**Dataset excerpts:**
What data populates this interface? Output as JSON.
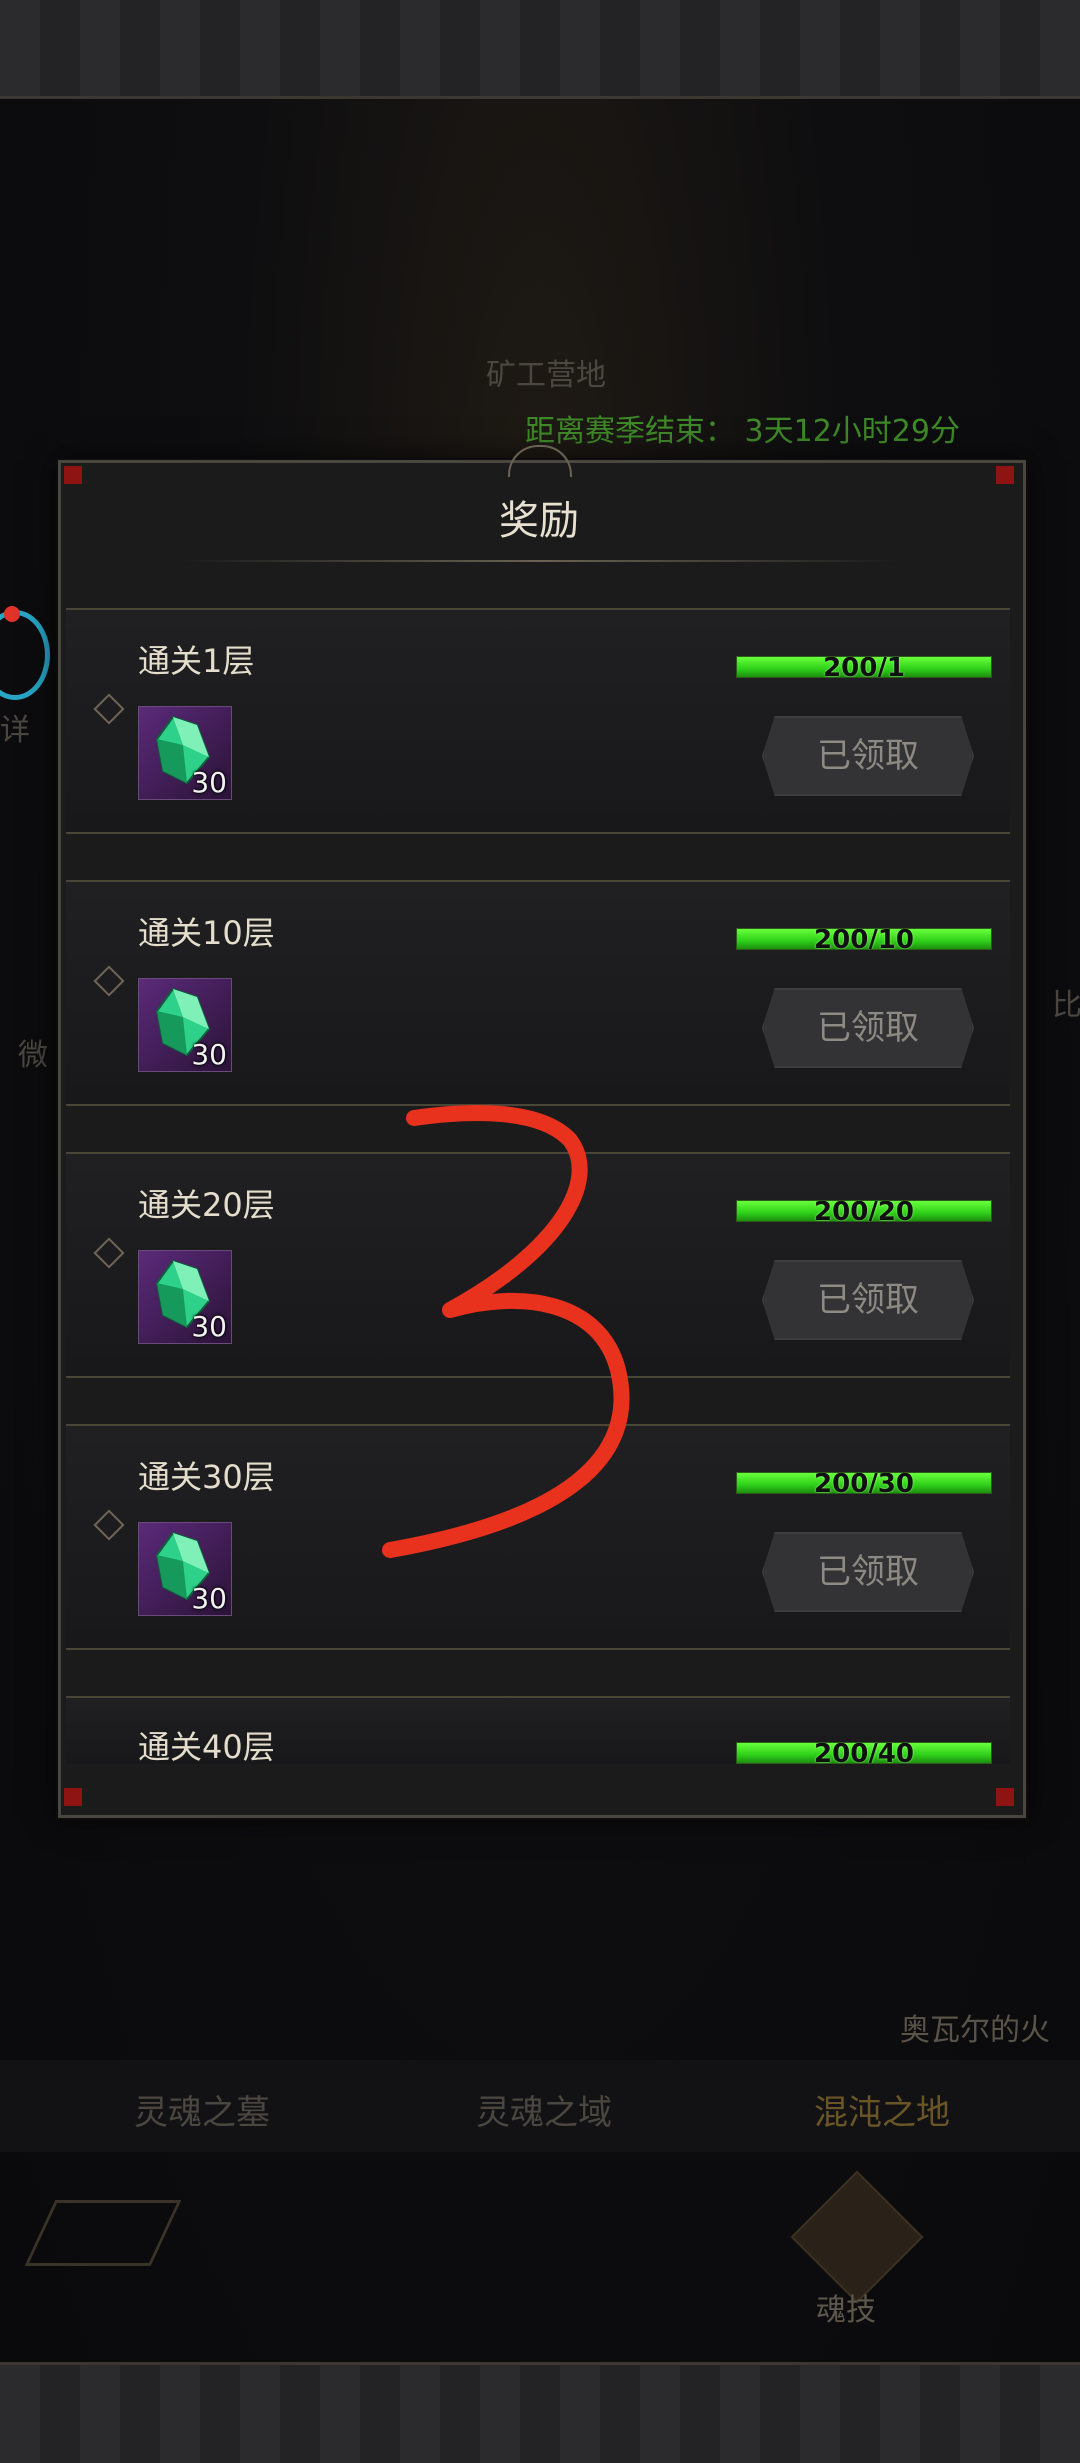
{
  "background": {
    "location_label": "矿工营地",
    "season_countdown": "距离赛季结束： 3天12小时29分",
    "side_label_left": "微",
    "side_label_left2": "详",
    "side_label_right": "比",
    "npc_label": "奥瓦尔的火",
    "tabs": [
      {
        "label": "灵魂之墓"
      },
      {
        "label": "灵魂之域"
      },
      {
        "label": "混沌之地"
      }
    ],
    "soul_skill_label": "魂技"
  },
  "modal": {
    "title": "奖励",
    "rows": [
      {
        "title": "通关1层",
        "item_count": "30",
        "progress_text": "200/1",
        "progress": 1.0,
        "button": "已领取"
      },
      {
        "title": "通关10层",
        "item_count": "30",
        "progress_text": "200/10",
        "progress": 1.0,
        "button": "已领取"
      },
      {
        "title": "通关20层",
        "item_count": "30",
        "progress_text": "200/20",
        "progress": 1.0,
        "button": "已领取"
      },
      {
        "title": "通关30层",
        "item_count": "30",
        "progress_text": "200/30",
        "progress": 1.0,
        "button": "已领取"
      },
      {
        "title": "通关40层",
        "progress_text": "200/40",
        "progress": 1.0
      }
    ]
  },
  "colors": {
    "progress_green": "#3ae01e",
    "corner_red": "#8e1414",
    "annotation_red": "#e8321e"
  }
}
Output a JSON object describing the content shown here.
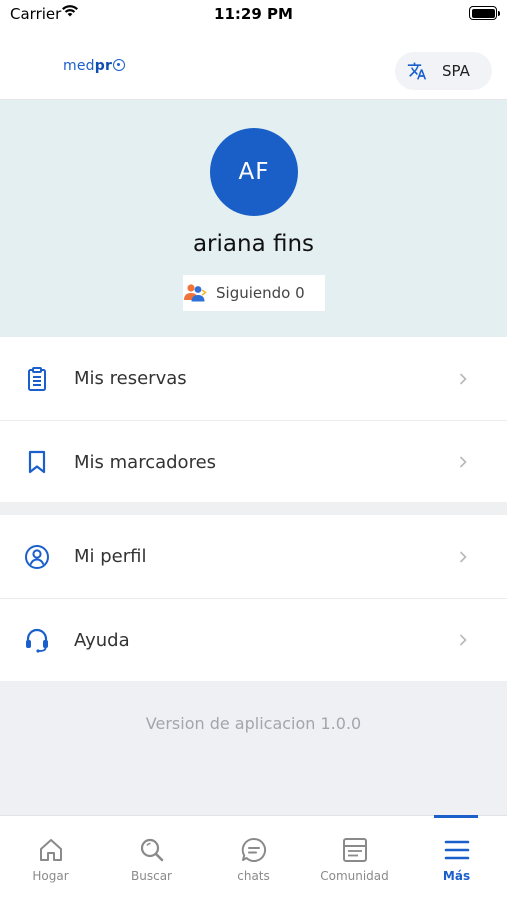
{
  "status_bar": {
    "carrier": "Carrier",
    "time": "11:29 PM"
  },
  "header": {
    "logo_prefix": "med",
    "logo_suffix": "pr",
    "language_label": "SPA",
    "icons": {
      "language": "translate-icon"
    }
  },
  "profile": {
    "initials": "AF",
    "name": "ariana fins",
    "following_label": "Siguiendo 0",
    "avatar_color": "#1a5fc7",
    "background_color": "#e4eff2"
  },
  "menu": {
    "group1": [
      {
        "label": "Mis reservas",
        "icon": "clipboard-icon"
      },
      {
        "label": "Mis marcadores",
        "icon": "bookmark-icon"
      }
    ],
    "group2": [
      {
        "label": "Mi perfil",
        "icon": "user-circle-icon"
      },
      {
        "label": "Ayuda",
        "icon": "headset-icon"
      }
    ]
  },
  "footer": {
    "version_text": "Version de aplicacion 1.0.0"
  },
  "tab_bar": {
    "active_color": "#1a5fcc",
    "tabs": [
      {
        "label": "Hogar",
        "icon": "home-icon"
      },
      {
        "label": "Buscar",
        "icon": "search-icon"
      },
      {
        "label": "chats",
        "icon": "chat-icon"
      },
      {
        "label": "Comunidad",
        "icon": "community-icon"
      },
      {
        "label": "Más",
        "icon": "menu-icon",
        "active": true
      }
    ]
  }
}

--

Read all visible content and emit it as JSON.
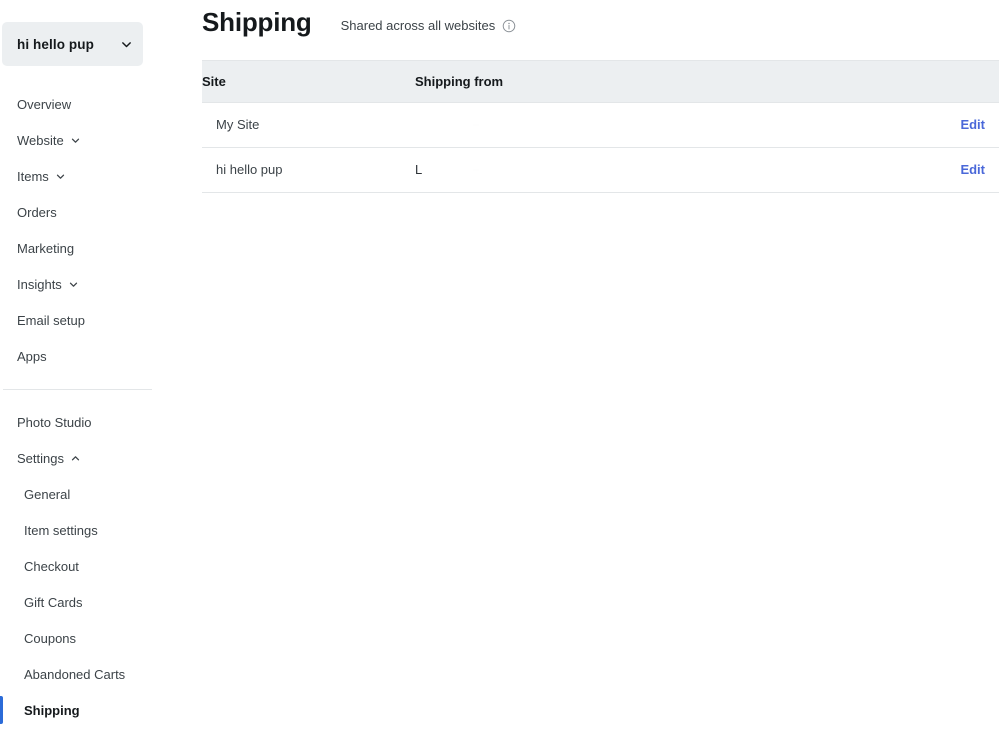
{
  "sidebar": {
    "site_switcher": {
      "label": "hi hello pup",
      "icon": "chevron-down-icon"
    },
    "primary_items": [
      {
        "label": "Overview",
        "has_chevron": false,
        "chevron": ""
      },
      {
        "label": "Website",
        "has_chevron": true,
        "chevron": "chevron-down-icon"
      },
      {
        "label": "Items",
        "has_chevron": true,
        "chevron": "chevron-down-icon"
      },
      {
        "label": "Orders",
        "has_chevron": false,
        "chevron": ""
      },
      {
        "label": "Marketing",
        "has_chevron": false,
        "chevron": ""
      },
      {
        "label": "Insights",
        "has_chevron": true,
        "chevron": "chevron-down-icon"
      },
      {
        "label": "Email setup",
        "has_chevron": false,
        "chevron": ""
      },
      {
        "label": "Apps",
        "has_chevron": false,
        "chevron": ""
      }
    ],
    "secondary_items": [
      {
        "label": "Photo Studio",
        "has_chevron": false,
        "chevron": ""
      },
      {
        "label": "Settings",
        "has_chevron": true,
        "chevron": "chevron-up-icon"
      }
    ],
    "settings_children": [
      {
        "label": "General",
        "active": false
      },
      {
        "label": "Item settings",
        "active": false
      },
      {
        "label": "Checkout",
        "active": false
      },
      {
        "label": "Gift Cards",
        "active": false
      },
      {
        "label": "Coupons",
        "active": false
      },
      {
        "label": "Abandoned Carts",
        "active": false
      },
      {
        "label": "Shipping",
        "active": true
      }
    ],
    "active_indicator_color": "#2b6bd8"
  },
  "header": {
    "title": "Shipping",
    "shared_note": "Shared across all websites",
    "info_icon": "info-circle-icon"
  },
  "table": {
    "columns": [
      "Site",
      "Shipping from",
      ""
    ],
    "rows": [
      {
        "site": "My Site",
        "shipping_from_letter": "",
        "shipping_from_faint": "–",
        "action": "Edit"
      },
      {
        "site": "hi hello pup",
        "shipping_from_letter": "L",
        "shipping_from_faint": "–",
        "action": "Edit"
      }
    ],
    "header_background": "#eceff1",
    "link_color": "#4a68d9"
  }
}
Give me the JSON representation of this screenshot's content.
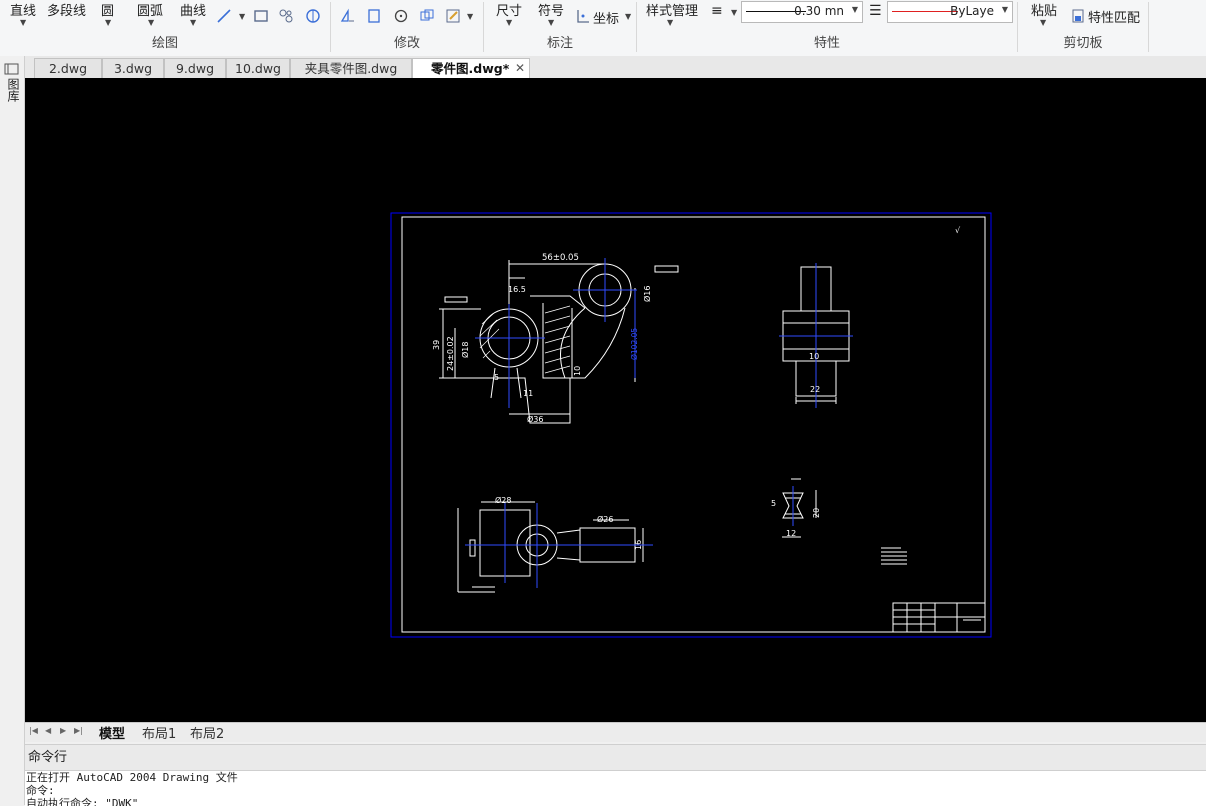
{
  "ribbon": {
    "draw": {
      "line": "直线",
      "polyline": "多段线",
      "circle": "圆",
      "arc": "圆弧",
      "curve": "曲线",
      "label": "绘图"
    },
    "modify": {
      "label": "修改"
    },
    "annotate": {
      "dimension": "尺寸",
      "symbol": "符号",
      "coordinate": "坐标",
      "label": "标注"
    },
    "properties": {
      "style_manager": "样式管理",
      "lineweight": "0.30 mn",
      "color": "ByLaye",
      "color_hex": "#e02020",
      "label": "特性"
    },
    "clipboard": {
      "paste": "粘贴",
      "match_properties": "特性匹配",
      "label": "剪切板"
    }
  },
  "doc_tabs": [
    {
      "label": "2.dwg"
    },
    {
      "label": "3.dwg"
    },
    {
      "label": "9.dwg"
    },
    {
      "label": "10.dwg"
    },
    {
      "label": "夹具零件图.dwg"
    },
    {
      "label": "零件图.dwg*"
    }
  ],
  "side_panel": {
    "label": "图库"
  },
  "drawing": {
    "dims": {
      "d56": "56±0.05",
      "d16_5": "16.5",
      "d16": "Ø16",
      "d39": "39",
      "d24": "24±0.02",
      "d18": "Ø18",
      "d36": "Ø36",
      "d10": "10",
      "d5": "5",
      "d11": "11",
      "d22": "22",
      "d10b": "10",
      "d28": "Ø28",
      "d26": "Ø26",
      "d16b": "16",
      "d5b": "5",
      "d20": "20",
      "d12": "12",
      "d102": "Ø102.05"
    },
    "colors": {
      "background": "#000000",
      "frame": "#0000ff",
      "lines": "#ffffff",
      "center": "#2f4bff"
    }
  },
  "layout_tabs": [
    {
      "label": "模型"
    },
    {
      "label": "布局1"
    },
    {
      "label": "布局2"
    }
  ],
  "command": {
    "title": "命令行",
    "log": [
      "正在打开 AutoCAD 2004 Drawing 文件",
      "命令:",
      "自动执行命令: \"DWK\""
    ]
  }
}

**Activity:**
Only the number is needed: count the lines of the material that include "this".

**Result:**
2